The move away from silence has invaded leisure places as well. When I’ve taken my family camping I’ve been astounded at the number of families spending the evening inside the tent, eating campfire cooked food while watching the small TV they brought along. Hardly the way to hear the crickets sing to each other across the creek. Or, on the ski slopes I see a good number of skiers with headsets plugged into the handy walkman radio. Again, hardly the way to hear the sound of the falling snow on the frozen pine trees.


Perhaps the thing to do is ask some questions of ourselves and to share any beginnings we might make. Some questions are: Do we have the courage to ask someone else to sit on a porch swing with us just to “sit for awhile?” Do we have the ability to decide some specific time everyday to spend as “quiet time” alone, to be with God. Can we begin to discuss the role of silence in our lives as a prelude to reducing our noise level and bringing silence back?

Here are a couple beginnings we are trying in our family. We’ve taken to adding a moment of silence within our common prayer during supper. We’ve also tried, with mixed results, to not answer the phone during supper. Lastly, for big feasts such as Pascha and Christmas, we set aside a half hour explicitly to gather in the living room to be quiet for awhile and then discuss the feast. I’ll be the first to say these efforts are paltry but I’ll also be the first to say the small spaces of silence are delicious.

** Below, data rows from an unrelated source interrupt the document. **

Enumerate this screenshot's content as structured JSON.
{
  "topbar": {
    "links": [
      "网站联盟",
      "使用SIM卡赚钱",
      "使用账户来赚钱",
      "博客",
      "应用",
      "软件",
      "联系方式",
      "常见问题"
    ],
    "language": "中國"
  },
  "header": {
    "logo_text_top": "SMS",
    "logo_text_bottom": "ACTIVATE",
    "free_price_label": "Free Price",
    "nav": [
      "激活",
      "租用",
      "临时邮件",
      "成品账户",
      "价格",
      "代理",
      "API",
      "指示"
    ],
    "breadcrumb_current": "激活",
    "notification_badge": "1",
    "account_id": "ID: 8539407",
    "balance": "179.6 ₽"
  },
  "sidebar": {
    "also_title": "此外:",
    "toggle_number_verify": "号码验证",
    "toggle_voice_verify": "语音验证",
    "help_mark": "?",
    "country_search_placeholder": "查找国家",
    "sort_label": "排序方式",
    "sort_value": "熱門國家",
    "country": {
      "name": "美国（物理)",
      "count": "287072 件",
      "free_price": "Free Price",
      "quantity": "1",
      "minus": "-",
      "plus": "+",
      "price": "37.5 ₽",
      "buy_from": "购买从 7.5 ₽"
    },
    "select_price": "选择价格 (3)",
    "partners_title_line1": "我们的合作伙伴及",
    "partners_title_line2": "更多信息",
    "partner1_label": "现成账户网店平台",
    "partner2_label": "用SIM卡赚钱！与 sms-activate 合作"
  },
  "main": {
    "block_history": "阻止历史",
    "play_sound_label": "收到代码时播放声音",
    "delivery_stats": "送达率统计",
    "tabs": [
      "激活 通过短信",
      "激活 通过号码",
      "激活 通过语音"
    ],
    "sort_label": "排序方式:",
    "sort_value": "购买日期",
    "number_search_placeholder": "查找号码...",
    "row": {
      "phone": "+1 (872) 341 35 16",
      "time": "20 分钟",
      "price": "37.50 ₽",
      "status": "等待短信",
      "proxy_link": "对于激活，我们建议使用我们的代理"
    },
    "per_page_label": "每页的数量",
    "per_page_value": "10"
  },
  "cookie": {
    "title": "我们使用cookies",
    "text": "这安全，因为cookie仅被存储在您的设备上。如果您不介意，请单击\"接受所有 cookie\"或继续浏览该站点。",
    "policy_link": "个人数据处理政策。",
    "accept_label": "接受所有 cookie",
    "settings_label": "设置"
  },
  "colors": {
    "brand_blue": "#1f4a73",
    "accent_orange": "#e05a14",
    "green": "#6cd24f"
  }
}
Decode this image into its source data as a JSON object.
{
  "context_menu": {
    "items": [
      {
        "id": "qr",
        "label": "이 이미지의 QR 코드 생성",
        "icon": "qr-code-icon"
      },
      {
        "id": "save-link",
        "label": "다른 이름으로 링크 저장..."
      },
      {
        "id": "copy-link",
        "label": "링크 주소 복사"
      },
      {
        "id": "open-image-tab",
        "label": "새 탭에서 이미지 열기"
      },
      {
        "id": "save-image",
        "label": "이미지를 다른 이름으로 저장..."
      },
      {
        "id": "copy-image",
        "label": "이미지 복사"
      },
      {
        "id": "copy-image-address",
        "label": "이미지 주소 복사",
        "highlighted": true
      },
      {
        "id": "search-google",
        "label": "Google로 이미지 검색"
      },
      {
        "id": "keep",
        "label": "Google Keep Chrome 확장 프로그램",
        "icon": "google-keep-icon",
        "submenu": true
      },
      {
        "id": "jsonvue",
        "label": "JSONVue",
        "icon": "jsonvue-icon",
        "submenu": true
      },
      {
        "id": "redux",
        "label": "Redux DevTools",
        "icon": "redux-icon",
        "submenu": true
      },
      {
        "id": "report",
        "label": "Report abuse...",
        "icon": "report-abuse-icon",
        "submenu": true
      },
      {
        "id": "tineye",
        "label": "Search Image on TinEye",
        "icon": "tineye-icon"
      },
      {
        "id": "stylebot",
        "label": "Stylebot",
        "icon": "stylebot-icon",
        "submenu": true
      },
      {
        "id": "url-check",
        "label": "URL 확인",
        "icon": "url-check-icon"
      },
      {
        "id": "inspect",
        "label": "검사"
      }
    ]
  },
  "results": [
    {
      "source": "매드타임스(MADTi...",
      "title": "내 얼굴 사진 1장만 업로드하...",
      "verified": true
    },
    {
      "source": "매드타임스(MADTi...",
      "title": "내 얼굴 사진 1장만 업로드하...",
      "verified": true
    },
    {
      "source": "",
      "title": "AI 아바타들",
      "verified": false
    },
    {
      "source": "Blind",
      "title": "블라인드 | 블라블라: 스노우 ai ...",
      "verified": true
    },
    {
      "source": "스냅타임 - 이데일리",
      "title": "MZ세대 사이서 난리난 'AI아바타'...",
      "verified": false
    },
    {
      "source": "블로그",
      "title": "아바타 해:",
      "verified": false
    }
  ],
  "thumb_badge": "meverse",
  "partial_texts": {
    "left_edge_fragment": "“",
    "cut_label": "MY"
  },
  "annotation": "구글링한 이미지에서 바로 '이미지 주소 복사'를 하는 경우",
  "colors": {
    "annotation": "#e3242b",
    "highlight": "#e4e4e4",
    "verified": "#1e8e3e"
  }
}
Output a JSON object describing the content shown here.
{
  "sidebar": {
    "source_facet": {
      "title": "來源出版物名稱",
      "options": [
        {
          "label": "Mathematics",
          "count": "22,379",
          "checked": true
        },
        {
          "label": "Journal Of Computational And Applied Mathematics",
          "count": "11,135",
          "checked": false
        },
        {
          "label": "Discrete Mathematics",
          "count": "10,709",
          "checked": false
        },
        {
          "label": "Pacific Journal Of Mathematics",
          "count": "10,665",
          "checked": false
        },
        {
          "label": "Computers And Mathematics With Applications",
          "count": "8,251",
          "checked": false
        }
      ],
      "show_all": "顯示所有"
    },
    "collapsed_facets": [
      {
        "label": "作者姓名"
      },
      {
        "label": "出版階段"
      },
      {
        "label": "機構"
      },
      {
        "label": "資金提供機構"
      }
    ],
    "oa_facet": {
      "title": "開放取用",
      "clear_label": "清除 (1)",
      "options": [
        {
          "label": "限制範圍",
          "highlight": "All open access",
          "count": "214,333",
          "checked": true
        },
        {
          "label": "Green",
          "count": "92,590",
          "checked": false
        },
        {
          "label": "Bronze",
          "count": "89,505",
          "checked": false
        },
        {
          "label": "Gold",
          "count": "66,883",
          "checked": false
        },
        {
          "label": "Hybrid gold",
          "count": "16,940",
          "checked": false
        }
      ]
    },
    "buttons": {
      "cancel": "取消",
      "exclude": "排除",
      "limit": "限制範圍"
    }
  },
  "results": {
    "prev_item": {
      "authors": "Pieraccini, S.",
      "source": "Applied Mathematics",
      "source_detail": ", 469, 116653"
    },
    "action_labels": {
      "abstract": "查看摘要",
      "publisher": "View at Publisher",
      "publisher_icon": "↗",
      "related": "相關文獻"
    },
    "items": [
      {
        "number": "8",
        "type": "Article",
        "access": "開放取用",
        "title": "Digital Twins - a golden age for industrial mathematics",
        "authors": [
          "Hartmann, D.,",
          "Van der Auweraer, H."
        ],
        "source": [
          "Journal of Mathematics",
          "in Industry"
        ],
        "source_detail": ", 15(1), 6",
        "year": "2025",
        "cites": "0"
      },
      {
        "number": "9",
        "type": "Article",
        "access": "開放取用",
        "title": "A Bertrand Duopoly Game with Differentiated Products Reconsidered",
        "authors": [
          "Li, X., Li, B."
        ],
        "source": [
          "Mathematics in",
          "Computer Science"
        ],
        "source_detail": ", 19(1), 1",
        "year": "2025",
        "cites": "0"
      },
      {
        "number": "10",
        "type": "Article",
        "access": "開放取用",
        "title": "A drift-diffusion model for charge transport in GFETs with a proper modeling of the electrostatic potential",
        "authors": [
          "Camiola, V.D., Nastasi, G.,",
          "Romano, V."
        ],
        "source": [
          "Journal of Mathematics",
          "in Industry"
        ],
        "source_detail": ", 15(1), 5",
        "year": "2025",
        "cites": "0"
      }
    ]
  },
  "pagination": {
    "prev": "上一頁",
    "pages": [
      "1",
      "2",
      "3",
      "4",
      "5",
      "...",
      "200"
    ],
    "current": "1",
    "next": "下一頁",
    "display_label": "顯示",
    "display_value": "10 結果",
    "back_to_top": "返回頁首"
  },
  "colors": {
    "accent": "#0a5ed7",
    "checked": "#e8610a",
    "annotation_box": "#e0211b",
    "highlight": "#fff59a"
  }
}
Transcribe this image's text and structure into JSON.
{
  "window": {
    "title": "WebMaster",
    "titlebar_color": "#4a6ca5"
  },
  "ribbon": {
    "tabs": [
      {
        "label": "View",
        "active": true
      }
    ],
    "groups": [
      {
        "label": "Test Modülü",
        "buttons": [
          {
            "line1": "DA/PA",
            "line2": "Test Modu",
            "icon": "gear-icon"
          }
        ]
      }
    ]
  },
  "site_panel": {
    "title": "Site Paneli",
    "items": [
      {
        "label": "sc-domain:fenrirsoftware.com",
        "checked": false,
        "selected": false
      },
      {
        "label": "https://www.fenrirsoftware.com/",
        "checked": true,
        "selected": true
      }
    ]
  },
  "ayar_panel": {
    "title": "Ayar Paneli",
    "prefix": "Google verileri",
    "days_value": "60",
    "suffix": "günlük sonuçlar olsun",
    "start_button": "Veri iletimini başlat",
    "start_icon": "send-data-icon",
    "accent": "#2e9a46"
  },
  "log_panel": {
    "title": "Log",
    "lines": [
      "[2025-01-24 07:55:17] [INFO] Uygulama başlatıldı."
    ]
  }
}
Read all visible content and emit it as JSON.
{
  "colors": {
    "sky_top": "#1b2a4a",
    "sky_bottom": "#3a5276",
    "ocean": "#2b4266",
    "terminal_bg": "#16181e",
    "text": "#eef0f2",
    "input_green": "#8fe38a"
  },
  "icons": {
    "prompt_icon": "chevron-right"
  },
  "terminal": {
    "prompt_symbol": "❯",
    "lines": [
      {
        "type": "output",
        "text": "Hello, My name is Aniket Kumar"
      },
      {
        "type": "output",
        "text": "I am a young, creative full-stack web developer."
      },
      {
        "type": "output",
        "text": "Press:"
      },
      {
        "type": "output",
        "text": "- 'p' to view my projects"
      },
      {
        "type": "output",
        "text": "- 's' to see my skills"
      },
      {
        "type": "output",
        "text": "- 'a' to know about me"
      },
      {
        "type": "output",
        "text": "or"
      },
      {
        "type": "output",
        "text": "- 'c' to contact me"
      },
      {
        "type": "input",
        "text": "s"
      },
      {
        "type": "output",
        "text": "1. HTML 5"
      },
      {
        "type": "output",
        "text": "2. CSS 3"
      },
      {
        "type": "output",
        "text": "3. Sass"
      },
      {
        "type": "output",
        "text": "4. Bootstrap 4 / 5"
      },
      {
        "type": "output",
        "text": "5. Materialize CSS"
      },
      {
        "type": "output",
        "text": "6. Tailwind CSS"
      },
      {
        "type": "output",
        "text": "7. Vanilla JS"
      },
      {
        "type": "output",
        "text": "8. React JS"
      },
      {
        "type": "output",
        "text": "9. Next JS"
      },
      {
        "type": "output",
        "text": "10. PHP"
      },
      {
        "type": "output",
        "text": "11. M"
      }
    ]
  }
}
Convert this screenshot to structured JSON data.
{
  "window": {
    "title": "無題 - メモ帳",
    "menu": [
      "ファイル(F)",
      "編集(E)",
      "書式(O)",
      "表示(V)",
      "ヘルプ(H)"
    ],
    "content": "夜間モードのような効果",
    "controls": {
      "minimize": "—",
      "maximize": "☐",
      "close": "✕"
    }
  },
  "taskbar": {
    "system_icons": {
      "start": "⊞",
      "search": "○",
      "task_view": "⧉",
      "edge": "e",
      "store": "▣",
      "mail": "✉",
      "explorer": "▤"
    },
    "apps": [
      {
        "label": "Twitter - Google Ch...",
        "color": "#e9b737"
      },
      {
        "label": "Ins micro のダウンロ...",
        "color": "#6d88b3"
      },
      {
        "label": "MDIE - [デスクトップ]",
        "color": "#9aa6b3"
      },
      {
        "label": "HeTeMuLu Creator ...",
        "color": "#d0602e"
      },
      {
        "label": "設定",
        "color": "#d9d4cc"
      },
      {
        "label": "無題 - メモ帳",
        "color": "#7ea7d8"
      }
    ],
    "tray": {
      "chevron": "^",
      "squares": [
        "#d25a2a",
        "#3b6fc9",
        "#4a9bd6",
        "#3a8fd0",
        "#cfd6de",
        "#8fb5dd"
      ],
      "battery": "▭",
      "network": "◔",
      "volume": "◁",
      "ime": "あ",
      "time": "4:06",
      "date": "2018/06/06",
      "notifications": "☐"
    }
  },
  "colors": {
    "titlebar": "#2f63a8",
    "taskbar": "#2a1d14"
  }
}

Perhaps what we need most of all is to pray. We need to pray to be given new and creative ways to recapture silent spaces and silent times within our family life. It may very well be that the quality of our surrendering to the Holy Spirit depends upon our desire and skill (ability) to face Him in silence as well as in dialog, in quiet as well as in tumult.

Dr. Albert Rossi is an Associate Professor of Psychology at Pace University, Pleasantville, N.Y. and has a private practice in family counseling. He is a member of the Department of Lay Ministries.